MORDEN, Man. — Farmers with the guts to grow edible beans this year should get a bellyful of good prices this year, says a leading exporter of the crops.
Low acres in the North American bean belt and devastation of the crop in Argentina add up to big prices and good demand.
“Most varieties look bullish,” said Legumex Walker special crops merchandiser Ivan Sabourin, as he gave a market outlook during the Manitoba Pulse Growers Association annual field day.
“Hopefully we can take advantage of this year and everyone will do well.”
Bad prices compared to other crop choices last year led to low acres being seeded in Manitoba.
Then the heart of North Dakota bean country was hit by saturated soils in the spring, preventing much seeding.
That left North American production low, so the wreck of the crop in Argentina has left global tradeable supplies short and buyers scrambling to find supplies.
Black beans were particularly badly hit by the Argentine wreck.
“They virtually had a zero crop last year,” said Sabourin.
The major producer and exporter will actually have to import seed for its next crop.
Pinto bean production is very low in North America after Manitoba growers slashed acres and North Dakota growers couldn’t seed what they planned. In the Grafton and Devil’s Lake areas, farmers couldn’t get onto their fields and didn’t get their contracted acres in, Sabourin said.
Altogether, North American production will probably be down 40 percent. That has radically changed the supply and demand balance.
“The carryover we thought might be an issue this year should not be present going into this crop year,” said Sabourin.
There will probably be less than two million bags in store this crop year, which is little more than a month’s supply.
Manitoba growers might not see the same premium prices compared to North Dakota prices this year, Sabourin said, because the premiums were based on export sales out of Montreal. This year sales are likely to be dominated by purchases by American processors, so American growers are likely to have the freight advantage.

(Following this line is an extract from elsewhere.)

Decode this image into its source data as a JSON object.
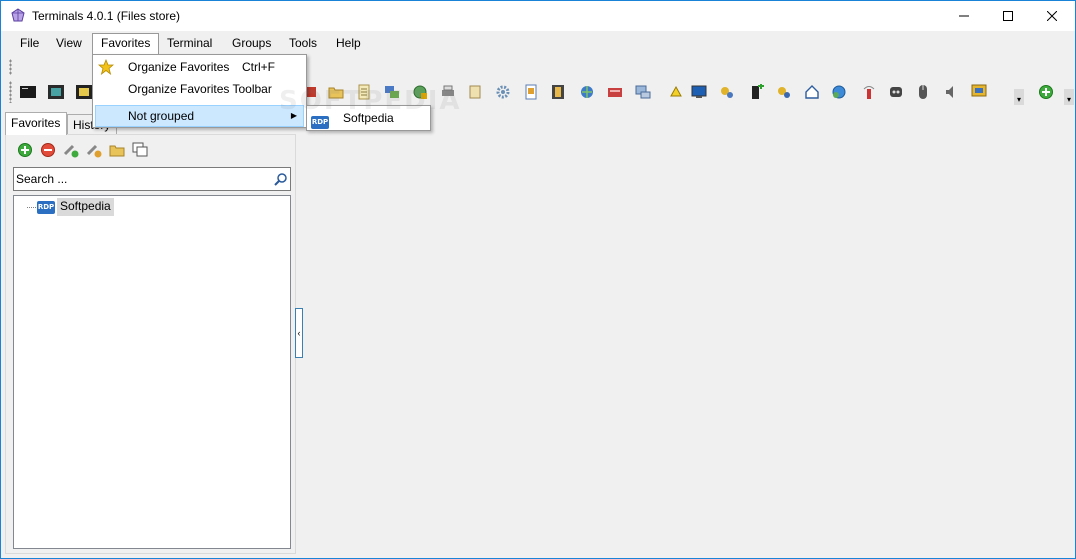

“If you’re comparing the North Dakota price from last year to this year, don’t expect those same premiums as we saw this year,” said Sabourin.
Few Manitoba farmers grew cranberry beans this year, after facing poor returns because of Argentine and Chinese competition, but anyone who did is looking at good prices.
“They should be near all-time highs,” said Sabourin.
A perennial wild card in the market is the Chinese situation, both for production and stocks.
“It’s still a question mark. We don’t have a clear picture of what China has to offer for next year.”